This is my first post with Ghost and since it contains code snippets and command line goodies I thought it would be a good test for Ghost’s markdown language. Let’s see how it goes.

The sheer number of bad people on the planet mean that there’s a really good chance your website has at least been probed to see if it is a good attack platform. It may also mean that your website has already been compromised and is doing bad things for some other person as we speak. Some people I talk to say things like “well, if I get hacked, I’ll deal with it then”. But that’s dumb. It’s dumb because when someone compromises your website, they’re not going to put a big banner on it letting you know. It may be days, weeks or months before you notice.

Without trying to sort your way through the myriad of ‘security services’, what can a lowly sysadmin do to protect herself? Access logs are a treasure trove of information and are an often overlooked resource. A fun activity is to take a gander through your Apache access logs now and again to see what people are hitting.

First, check out the referrers. Where are people coming from?

So far so good. Most of the requests are coming from links on my own site. I don’t know why buttons-for-website.com would have a link to me, but there’s more to look at before we can start drilling down. For example, what pages are these guys looking for and what IP addresses are they coming from?

Probes generally result in 404 response codes. This is because the bad guy is hitting a specific URL in order to determine if you’re running a piece of software, or if you are running a specific version of some software. So check out any 404s and what the request was for:
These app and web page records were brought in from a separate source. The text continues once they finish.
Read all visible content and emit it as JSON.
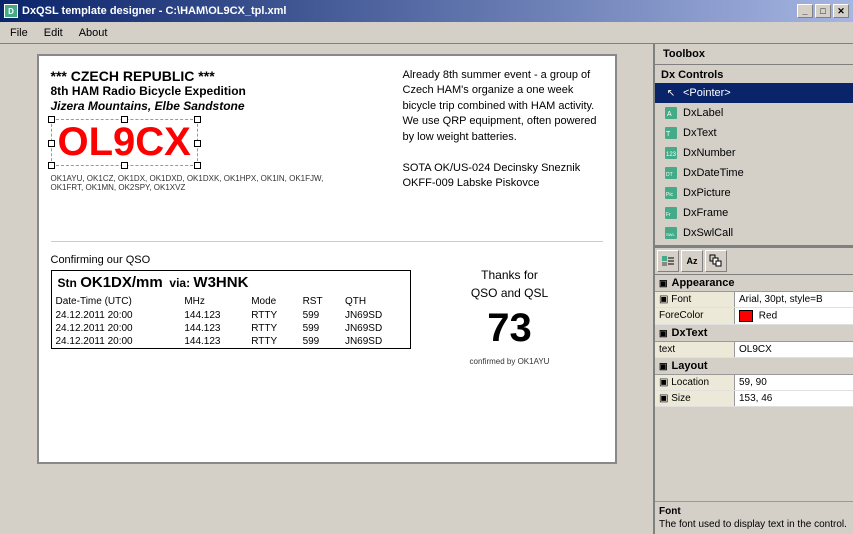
{
  "window": {
    "title": "DxQSL template designer - C:\\HAM\\OL9CX_tpl.xml",
    "icon": "D"
  },
  "titlebar": {
    "minimize": "_",
    "maximize": "□",
    "close": "✕"
  },
  "menu": {
    "items": [
      "File",
      "Edit",
      "About"
    ]
  },
  "toolbox": {
    "title": "Toolbox",
    "section_label": "Dx Controls",
    "pointer_label": "<Pointer>",
    "items": [
      {
        "id": "dxlabel",
        "label": "DxLabel"
      },
      {
        "id": "dxtext",
        "label": "DxText"
      },
      {
        "id": "dxnumber",
        "label": "DxNumber"
      },
      {
        "id": "dxdatetime",
        "label": "DxDateTime"
      },
      {
        "id": "dxpicture",
        "label": "DxPicture"
      },
      {
        "id": "dxframe",
        "label": "DxFrame"
      },
      {
        "id": "dxswlcall",
        "label": "DxSwlCall"
      }
    ]
  },
  "properties": {
    "sections": {
      "appearance": {
        "label": "Appearance",
        "font": {
          "label": "Font",
          "value": "Arial, 30pt, style=B"
        },
        "forecolor": {
          "label": "ForeColor",
          "value": "Red",
          "color": "#FF0000"
        }
      },
      "dxtext": {
        "label": "DxText",
        "text": {
          "label": "text",
          "value": "OL9CX"
        }
      },
      "layout": {
        "label": "Layout",
        "location": {
          "label": "Location",
          "value": "59, 90"
        },
        "size": {
          "label": "Size",
          "value": "153, 46"
        }
      }
    },
    "help": {
      "title": "Font",
      "description": "The font used to display text in the control."
    }
  },
  "qsl_card": {
    "header_line1": "*** CZECH REPUBLIC ***",
    "header_line2": "8th HAM Radio Bicycle Expedition",
    "header_line3": "Jizera Mountains, Elbe Sandstone",
    "callsign": "OL9CX",
    "operators": "OK1AYU, OK1CZ, OK1DX, OK1DXD, OK1DXK, OK1HPX, OK1IN, OK1FJW, OK1FRT, OK1MN, OK2SPY, OK1XVZ",
    "confirming_label": "Confirming our QSO",
    "log_header": {
      "stn_label": "Stn",
      "callsign": "OK1DX/mm",
      "via_label": "via:",
      "via_call": "W3HNK"
    },
    "log_columns": [
      "Date-Time (UTC)",
      "MHz",
      "Mode",
      "RST",
      "QTH"
    ],
    "log_rows": [
      [
        "24.12.2011 20:00",
        "144.123",
        "RTTY",
        "599",
        "JN69SD"
      ],
      [
        "24.12.2011 20:00",
        "144.123",
        "RTTY",
        "599",
        "JN69SD"
      ],
      [
        "24.12.2011 20:00",
        "144.123",
        "RTTY",
        "599",
        "JN69SD"
      ]
    ],
    "right_text": "Already 8th summer event - a group of Czech HAM's organize a one week bicycle trip combined with HAM activity. We use QRP equipment, often powered by low weight batteries.",
    "sota_line1": "SOTA OK/US-024 Decinsky Sneznik",
    "sota_line2": "OKFF-009 Labske Piskovce",
    "thanks_line1": "Thanks for",
    "thanks_line2": "QSO and QSL",
    "number": "73",
    "confirmed_by": "confirmed by OK1AYU"
  }
}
The robots.txt file is not a smoking gun. All search engines are supposed to look for it. However, the random request for an xmlrpc.php end point is curious. That is the xml endpoint for a WordPress blog and this domain has never run an WordPress installation. This smells like someone sniffing around. Let’s look more closely at that one.

A Russian IP. There is a ton of really bad traffic coming out of the eastern block these days so a probe for a non-existent URL from a Russian IP raises eyebrows.

It’s also worth checking out all the non-404’s in the log for two reasons:

  • If this WAS a WordPress installation, I would not see the xmlrpc.php file 404’ing. That means someone could be exploiting my xml endpoint under my radar.
  • Bad guy may have successfully placed a bad file on your server and is hitting it to do her nefarious bidding. Those also would likely be returning non-404 responses.

There’s not enough in this log to worry me, but if there were more suspicious entries, I’d start looking at how much traffic this IP was using to get a sense if he was successfully exploiting the site and then block it.

Checks like this are not very in-depth, but they take about 5 minutes to do and can really shine a light on anomalies worth investigating further.